Head of UN Systems at the Ministry of Finance, Ms. Gladys Osabutey, who performed the official launch of the centre, commended UNFPA Ghana and partners for the continuous efforts in the fight against SGBV.
“This facility will help clients to access fast and effective legal assistance, referrals to SGBV shelters and all other services without struggle, and this is very critical if Ghana wants to achieve the Sustainable Development Goals”- she added.
The Orange Support Centre services will be accessible to clients through a multifunction range of communication;
Toll-Free Number: The helpline ((0800-111-222) is available for persons who need to report cases of abuse, get information about sexual and gender-based violence, domestic violence and or seek support for themselves or others who are facing any form of abuse.
Walk-Ins: Individuals can also walk into the Centre and ask for support and access services. When the OSC is accessed in this way, a case file is opened for the individual, the necessary details are taken and then the needed services provided.

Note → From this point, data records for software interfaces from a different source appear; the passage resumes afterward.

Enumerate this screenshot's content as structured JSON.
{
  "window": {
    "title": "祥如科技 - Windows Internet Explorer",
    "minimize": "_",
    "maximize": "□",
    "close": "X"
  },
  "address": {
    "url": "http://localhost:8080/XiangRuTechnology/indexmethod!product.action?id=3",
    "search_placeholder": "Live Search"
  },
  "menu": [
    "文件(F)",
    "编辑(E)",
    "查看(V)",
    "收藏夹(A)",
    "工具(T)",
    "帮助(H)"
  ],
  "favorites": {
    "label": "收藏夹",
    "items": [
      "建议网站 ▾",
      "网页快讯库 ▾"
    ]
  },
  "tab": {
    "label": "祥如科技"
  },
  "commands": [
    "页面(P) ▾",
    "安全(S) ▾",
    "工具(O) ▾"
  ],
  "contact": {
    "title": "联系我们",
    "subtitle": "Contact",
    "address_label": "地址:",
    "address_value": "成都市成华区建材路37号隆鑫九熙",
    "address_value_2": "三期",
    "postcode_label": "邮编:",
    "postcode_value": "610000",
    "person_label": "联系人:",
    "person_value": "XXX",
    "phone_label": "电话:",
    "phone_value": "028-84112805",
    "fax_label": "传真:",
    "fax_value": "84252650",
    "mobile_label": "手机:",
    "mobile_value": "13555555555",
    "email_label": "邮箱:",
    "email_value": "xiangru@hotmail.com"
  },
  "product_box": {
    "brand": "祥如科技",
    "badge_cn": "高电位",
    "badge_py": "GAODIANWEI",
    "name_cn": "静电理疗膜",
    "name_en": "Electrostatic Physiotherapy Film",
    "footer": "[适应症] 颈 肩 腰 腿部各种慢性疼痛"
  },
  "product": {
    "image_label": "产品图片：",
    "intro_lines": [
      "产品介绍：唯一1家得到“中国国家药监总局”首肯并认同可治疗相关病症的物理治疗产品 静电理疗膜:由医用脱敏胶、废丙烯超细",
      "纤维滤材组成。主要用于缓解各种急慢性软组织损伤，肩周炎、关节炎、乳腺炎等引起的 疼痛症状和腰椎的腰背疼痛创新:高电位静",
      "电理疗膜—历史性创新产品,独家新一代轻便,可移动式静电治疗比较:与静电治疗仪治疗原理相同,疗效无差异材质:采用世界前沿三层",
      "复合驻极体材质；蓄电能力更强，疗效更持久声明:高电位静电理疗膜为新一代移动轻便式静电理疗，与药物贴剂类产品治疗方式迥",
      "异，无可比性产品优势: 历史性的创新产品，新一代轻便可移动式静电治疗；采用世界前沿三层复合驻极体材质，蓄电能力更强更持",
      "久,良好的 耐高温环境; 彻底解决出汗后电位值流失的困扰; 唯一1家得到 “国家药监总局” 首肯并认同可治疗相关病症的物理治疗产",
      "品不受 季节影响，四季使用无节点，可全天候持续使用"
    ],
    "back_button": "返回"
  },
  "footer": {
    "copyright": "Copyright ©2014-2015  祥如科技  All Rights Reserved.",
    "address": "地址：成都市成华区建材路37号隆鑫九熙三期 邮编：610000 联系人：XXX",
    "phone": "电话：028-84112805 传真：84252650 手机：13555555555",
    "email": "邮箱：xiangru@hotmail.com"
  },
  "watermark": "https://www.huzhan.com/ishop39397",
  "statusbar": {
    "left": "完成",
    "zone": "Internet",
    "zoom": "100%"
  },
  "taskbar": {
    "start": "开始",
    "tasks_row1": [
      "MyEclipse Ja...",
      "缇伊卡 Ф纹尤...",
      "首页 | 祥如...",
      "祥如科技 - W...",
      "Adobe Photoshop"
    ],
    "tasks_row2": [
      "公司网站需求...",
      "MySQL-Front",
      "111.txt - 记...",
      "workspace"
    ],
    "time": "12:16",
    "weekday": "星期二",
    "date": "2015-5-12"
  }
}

BoaMe App: This is a mobile application and it is currently available on Google play store. The App provides information on sexual and gender based violence, allows individuals to report cases and access support services.

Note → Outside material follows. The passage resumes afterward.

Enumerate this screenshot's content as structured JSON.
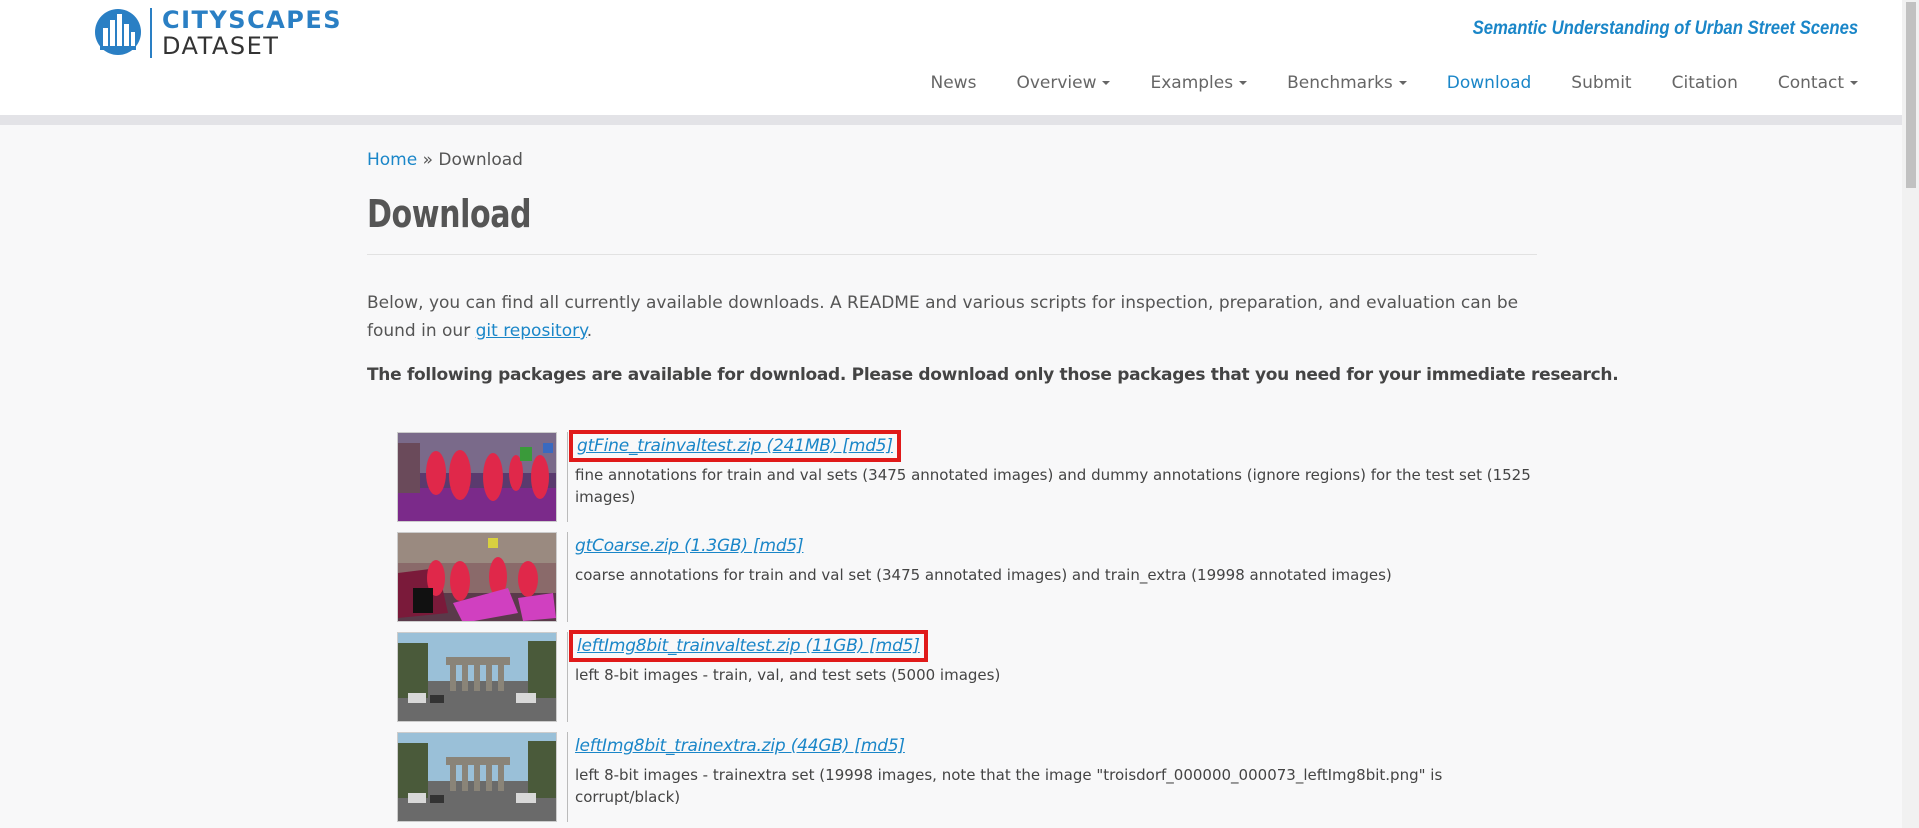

The event was attended by Heads of UN Agencies in Ghana, Canadian High Commissioner- H.E Cathy Csaba, The Australian High Commissioner- Gregory Andrews, President of the International Federation of women Lawyers Ghana, Madam Afua Adottey, among other dignitaries.
As I inch towards a second decade in the vocation of advocating for social justice, gender parity, maternal health and youth empowerment, I am constantly reminded of where some of the passion that drives me came from. With every sense of modesty, I like to think that the family I came from, (where among others, there are no household chores reserved for boys or girls) provided me with an initial disposition towards matters of social justice. I celebrate two of my Sisters (Sister Funmi and Sister Funke) who were solid examples of how systems of exclusion can be challenged with dignity and humanity. Sister Funmi is now late (God rest her soul) and Sister Funke will attain the 70 year landmark this year.
The COVID-19 pandemic hit the whole world hard and has had ripple effects in almost every area of human activity, especially in everyday social interaction as we have come to know it. Despite the distress and discomfort it brought, we might also want to look at the positives it offered, for instance, in leading us to adopt cross-sectoral alternative working arrangements using electronic means.
The pandemic has equally taught us the need to put forward once again the basics of personal hygiene including: regular hand-washing, use of hand sanitizers and observing cough/sneeze etiquette. Thankfully, COVID-19 vaccines arrived in Ghana last week under the COVAX initiative and I was privileged to take my jab today. It was painless and the process, quite smooth.
Get vaccinated and keep protecting yourself and others. Until we get out of the woods, let’s continue to have each other’s back by wearing our masks, practicing social distancing and keeping fit through physical exercise.